:: Exercise inputs ::
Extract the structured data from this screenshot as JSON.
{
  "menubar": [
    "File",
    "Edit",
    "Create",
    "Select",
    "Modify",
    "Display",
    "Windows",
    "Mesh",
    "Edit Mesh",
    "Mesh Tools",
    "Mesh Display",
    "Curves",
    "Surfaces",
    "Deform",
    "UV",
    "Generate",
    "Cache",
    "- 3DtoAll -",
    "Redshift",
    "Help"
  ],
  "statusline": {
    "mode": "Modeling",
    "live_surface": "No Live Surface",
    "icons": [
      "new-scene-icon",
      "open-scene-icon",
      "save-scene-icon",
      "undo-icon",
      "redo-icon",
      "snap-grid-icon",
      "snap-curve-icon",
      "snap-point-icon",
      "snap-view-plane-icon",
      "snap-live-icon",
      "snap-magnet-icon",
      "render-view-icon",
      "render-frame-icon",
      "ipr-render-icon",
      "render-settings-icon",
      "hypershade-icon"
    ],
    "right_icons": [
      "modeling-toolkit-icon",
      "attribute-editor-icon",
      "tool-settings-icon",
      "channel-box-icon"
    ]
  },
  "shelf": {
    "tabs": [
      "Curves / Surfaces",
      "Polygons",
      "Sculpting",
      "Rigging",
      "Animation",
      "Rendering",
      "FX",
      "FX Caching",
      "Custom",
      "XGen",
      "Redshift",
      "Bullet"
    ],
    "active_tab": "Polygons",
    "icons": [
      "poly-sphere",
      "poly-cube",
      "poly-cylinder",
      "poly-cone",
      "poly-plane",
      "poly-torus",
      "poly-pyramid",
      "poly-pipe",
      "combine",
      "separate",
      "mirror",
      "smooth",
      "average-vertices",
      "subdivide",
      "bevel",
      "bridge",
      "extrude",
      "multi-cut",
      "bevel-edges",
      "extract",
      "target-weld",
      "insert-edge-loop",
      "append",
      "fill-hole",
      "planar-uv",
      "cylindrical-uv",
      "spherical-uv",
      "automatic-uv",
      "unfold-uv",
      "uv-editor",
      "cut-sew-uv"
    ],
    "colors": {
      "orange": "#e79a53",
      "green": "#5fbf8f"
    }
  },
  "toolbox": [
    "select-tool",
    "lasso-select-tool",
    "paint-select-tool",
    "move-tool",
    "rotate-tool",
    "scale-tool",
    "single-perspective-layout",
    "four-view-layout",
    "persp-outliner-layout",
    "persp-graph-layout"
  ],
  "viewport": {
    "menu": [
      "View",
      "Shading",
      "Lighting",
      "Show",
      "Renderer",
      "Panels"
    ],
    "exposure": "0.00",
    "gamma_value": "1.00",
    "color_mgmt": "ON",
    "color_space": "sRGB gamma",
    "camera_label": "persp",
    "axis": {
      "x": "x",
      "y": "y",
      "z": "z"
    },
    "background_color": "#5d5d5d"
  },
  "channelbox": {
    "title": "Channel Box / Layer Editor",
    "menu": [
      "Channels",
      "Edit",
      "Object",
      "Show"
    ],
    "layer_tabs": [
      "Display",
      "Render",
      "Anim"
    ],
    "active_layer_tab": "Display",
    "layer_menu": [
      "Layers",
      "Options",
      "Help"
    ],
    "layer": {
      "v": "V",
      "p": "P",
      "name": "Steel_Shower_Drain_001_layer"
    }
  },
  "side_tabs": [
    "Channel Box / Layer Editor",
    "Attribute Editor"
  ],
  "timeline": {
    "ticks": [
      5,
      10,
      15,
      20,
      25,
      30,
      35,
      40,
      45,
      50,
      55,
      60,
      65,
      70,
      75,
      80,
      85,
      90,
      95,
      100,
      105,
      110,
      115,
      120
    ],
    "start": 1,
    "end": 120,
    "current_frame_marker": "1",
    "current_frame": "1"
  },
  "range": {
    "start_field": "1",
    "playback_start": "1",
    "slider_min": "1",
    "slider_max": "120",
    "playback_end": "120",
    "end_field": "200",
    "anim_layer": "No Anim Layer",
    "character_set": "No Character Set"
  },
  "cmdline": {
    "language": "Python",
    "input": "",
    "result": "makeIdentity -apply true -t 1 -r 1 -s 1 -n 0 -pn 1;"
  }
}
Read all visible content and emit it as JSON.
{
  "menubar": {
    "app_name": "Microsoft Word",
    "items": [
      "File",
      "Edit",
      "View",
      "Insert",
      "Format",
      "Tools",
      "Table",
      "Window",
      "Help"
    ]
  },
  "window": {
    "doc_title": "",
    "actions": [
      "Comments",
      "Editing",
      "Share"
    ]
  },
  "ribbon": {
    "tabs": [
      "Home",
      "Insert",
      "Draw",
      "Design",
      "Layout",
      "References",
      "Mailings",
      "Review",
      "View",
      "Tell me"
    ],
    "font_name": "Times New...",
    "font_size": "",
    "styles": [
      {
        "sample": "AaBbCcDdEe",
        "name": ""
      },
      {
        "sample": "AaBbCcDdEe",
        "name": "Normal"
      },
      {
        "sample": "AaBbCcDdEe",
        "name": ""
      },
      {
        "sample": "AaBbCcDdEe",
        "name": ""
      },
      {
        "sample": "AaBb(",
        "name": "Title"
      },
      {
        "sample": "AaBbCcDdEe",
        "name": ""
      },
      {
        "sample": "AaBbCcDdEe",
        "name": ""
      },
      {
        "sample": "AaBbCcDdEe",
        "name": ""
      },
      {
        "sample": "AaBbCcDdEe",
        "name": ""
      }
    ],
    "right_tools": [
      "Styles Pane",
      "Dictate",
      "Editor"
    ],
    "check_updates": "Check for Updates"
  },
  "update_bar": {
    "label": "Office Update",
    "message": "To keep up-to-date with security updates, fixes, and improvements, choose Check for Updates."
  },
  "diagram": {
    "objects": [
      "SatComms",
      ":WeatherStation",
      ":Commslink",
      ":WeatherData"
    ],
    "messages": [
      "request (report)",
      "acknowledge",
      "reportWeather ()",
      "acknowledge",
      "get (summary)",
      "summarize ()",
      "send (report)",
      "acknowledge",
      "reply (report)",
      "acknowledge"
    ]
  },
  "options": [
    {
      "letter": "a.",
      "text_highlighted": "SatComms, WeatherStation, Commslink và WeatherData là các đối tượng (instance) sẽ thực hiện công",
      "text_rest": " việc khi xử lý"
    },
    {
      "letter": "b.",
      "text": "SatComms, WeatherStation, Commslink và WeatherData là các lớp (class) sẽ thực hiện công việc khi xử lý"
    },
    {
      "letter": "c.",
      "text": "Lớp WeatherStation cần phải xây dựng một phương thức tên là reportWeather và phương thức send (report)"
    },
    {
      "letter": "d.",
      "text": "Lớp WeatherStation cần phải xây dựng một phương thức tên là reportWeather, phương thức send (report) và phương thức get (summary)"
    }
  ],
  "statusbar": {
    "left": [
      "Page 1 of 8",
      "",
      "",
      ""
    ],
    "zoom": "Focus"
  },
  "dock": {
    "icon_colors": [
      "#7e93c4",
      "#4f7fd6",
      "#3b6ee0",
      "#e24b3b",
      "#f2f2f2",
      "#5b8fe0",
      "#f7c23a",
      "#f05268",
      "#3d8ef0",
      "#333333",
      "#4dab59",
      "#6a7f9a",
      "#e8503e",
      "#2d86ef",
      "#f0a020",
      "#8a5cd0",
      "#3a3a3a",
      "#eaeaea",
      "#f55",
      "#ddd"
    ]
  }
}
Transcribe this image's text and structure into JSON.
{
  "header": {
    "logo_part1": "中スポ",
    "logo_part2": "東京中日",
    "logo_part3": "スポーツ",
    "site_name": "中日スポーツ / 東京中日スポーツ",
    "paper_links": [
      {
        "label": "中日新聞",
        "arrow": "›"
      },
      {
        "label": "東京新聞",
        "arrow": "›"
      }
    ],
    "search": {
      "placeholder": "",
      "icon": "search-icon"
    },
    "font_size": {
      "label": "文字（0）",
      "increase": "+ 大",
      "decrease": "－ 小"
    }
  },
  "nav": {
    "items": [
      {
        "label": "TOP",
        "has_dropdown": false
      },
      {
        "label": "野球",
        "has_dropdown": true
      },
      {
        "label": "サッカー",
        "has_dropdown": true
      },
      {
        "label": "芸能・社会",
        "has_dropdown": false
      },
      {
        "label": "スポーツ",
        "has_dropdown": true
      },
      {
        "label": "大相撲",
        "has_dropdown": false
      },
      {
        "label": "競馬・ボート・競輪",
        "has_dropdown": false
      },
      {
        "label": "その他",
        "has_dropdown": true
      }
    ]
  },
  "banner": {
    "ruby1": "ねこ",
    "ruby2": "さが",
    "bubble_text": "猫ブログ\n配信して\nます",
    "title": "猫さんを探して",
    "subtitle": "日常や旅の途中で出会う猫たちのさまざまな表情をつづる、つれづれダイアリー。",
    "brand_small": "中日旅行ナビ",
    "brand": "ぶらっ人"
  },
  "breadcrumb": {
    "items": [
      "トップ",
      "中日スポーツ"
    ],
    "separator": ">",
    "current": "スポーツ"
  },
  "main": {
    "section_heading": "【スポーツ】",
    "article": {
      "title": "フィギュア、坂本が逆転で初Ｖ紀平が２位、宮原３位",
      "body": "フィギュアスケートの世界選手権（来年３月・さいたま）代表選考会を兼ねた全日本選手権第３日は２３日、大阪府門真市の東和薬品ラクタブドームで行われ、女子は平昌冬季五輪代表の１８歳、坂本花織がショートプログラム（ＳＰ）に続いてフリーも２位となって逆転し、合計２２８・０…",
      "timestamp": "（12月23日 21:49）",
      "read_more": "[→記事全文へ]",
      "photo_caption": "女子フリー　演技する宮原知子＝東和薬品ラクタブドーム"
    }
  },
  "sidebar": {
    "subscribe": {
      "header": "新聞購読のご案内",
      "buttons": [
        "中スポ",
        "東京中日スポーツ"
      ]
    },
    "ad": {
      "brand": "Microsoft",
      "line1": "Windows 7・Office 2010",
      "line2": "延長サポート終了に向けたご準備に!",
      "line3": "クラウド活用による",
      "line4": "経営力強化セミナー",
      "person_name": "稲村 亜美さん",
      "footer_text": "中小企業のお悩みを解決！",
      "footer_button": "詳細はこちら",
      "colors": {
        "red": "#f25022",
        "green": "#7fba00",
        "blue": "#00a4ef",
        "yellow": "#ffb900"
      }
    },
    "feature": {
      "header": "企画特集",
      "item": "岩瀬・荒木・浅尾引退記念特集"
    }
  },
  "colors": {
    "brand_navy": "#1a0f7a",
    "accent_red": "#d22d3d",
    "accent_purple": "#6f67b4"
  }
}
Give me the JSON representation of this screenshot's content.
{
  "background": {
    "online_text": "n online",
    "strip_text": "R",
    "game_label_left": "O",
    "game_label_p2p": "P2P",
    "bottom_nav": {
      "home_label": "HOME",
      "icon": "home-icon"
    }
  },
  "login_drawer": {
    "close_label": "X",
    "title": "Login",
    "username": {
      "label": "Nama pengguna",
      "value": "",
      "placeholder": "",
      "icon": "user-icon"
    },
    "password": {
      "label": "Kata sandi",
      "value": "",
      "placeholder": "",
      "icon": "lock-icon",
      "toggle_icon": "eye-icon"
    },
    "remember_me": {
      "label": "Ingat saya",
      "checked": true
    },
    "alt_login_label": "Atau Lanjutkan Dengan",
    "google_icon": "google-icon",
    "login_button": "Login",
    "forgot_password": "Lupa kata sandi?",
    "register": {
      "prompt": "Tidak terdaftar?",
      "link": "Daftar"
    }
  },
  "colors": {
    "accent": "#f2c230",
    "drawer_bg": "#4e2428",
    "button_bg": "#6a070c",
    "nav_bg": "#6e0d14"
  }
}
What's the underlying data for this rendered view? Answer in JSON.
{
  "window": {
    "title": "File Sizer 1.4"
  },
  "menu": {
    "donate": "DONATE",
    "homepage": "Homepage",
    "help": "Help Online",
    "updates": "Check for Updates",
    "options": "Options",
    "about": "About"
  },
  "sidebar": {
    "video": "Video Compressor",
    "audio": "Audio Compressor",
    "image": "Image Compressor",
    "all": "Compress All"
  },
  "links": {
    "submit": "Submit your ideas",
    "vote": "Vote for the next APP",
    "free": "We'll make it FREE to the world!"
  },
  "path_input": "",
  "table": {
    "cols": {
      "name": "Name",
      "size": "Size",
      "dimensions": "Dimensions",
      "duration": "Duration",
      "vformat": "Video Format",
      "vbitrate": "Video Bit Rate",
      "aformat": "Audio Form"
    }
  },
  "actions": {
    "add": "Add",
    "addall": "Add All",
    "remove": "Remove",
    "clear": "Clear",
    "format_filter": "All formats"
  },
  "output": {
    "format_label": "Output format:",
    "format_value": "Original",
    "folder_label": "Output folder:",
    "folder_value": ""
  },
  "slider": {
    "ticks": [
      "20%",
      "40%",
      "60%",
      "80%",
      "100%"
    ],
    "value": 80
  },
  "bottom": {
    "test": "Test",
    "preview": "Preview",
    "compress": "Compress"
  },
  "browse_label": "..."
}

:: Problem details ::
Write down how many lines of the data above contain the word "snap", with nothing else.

:: The answer ::
6